Fest Bests: Ether 2012.

You'd be hard pushed to have an evening that is anything but transcendent at the Southbank Centre, and this year's Ether looks set to provide soirées that'll indubitably, and with it undeviatingly be just that. An exploratory series set within the brutalist walls of the somehow sightly multi-venue gargantua, the festival has strived to, and indeed consistently succeeded in, challenging the way we interpret sounds, along with the way in which electronics can be employed to create what many of us may construe as music. Perennial envelope pushers such as Kraftwerk, Lou Reed, David Byrne, and Brian Eno have previously graced the Centre's multitudinous halls with their multifarious experimentations, whilst esteemed underground architects Christian Fennesz, Andy Turner and Ed Handley have also both performed and perplexed with their idiosyncratic sonic permutations. This year's line up is no less challenging, and features three revered producers on just the one night as Berlin's Apparat, Cov's very own Ghostpoet, and Poppendorf voyageuse Soap&Skin descend upon the banks of the Thames this coming Saturday (October 6th). Below, though, we've attentively selected a scattering of shows we wouldn't so much as dream of neglecting to frequent...

John Cale
Who: Once a Velvets mainstay, the erudite songsmith and unfathomably talented multi-instrumentalist has been reciting softly heralded tours de force each and every sporadic time he comes to tour. Commensurately influential to, although not to be confused with, avant-garde intellect John Cage (another visionary to be celebrated at this year's edition) John Cale is sure to furnish us with an unforgettable highlight of the festival.
Why: When the vocoders were silenced, his début Double Six release Shifty Adventures In Nookie Wood comprised some of his finest stuff to date, exhibiting Cale as anything but another ol' codger cashing in on the legacy laboriously forged across days of yore. His is a relevance that is therefore both retrospective and contemporary, and his Saturday night showing ought both commemorate his illustrious past and celebrate his very present.
When: Saturday, 13th October, Royal Festival Hall.
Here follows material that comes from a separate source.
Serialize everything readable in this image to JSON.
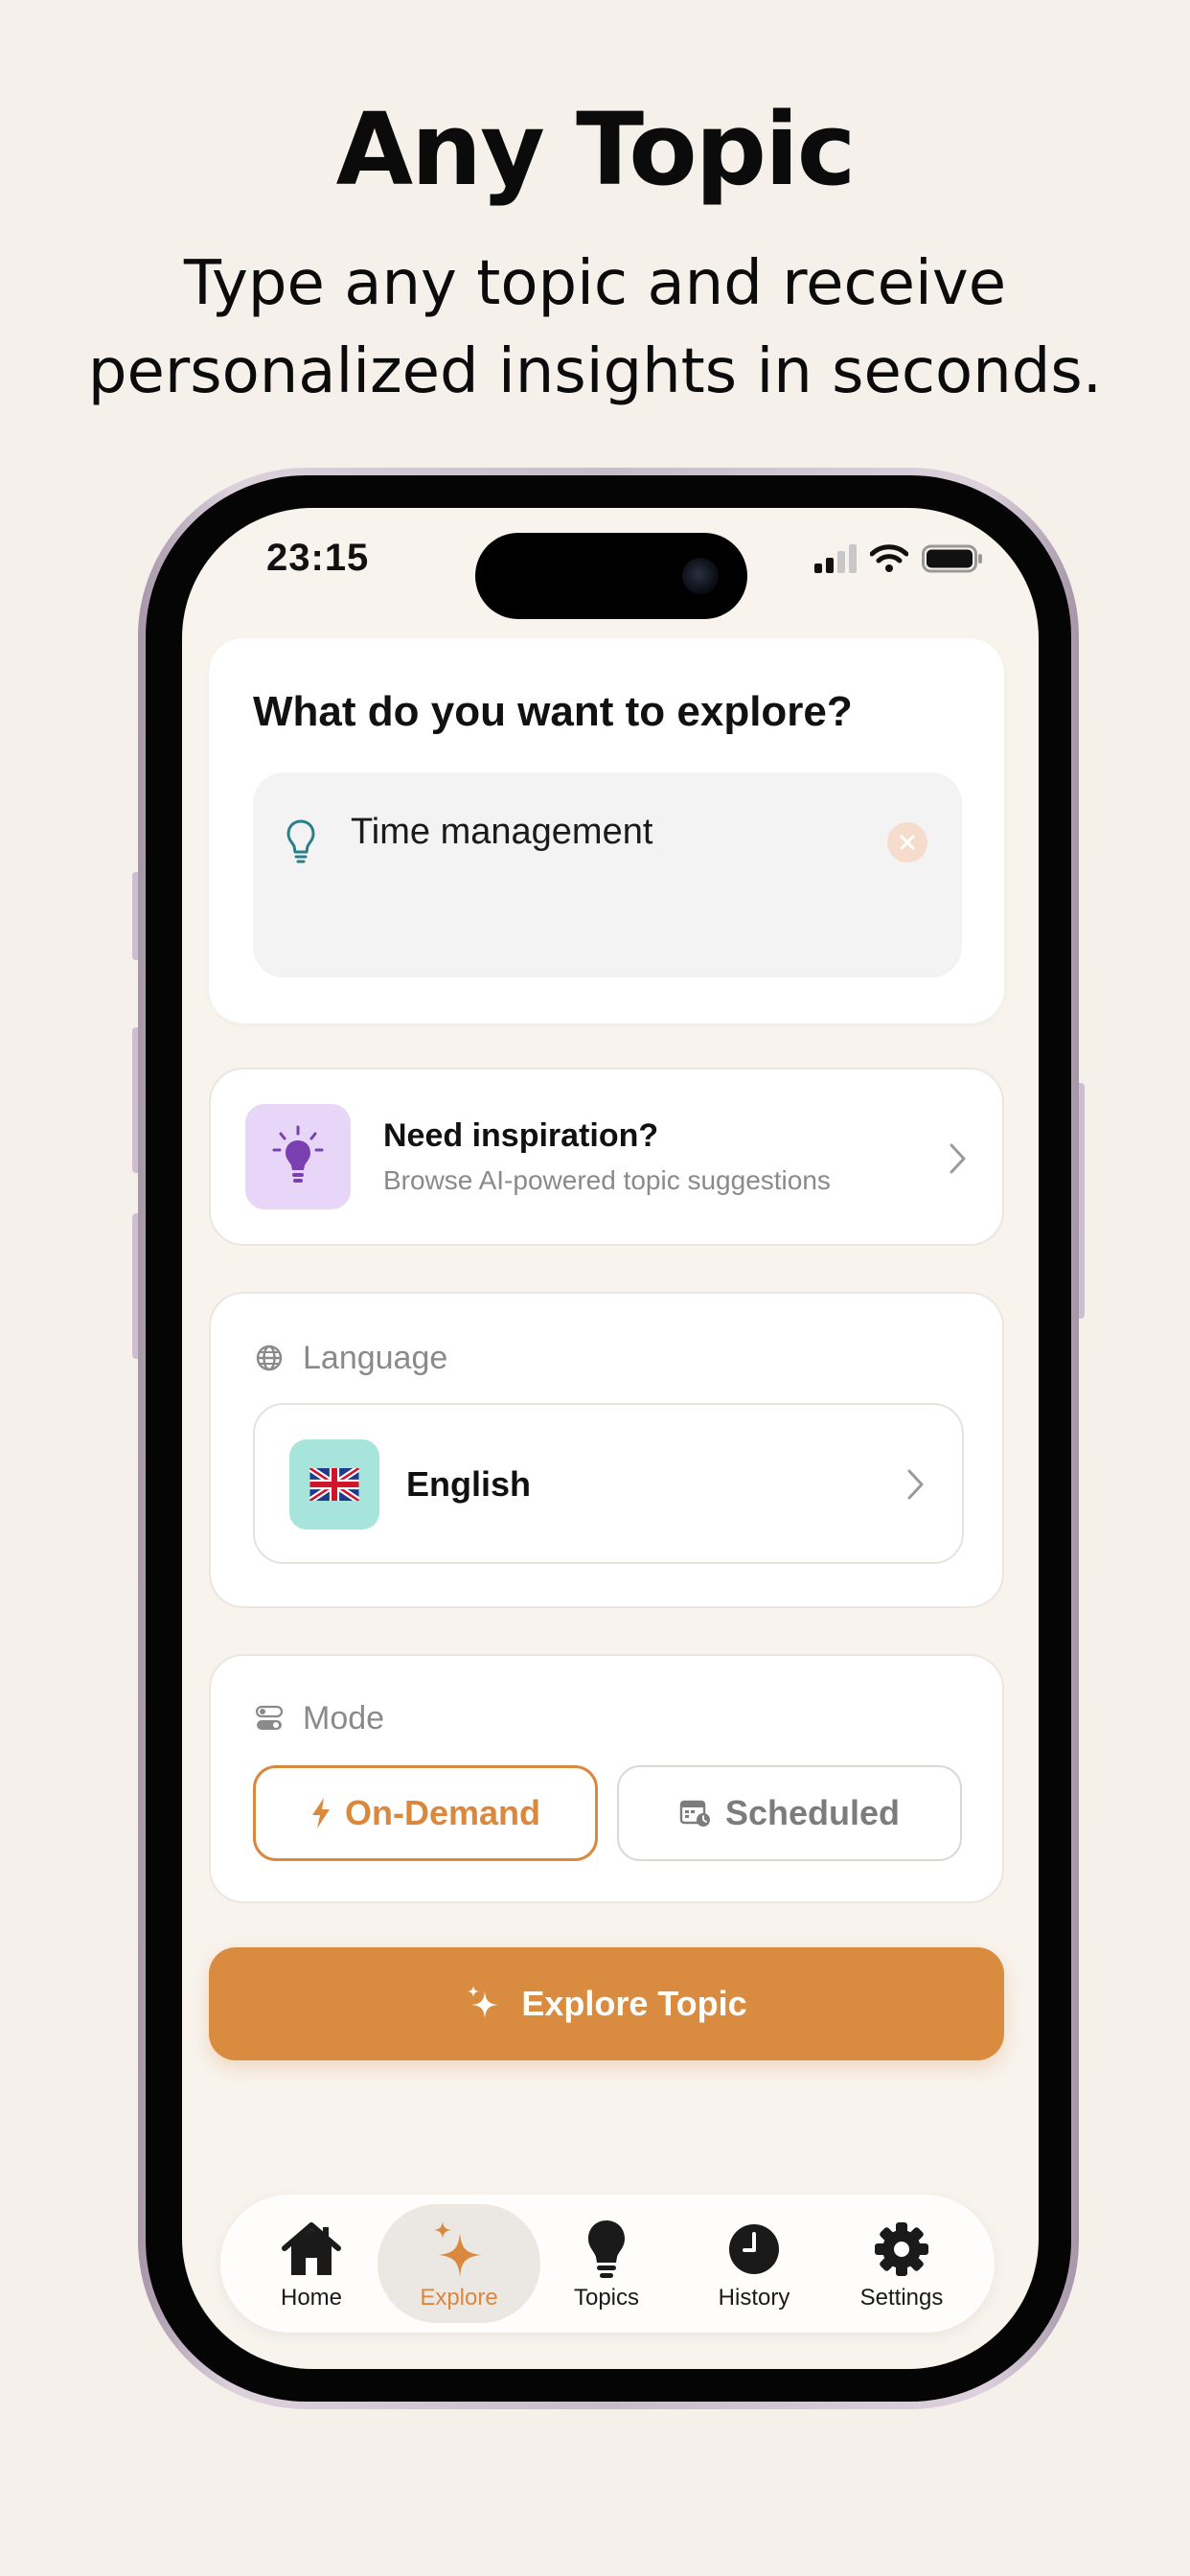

Mount Kimbie
Who: Souf London pairing comprising Dom Maker and Kai Campos who rose to the loftiest of prominences with their superb début, Crooks & Lovers, only to promptly disappear for what's now felt forever.
Why: They're back, and that ought to be reason enough. If not, well, their live show last time out on these soils was one of subtle splendour.
When: Saturday, 13th October, The Front Room at Queen Elizabeth Hall.

Tyondai Braxton
Who: Enigmatic Warpster whose stark neo-classical solo début, Central Market, called as much upon EP C/B EP as it did Heinrich Wilhelm Ernst. He's what an egotist may brand a special one, is Tyondai Braxton.
Why: Braxton's departure from Battles was not without its conflicts, although he's here to be backed up by an altogether different, if no less pioneering force in the form of the London Sinfonietta. Live, he's been known to at times lose himself in the tangled web of sample and loop he chooses to weave although backed by the Centre's resident ensemble he'll surely beguile, flogging Central Market as it was initially intended
When: Tuesday, 9th October, Queen Elizabeth Hall.

The Southbank Centre is to be lost in the Ether from Friday, 5th October, and shall run for the next two weeks. Further info is available at the official Ether site, whilst tickets for individual events are available here.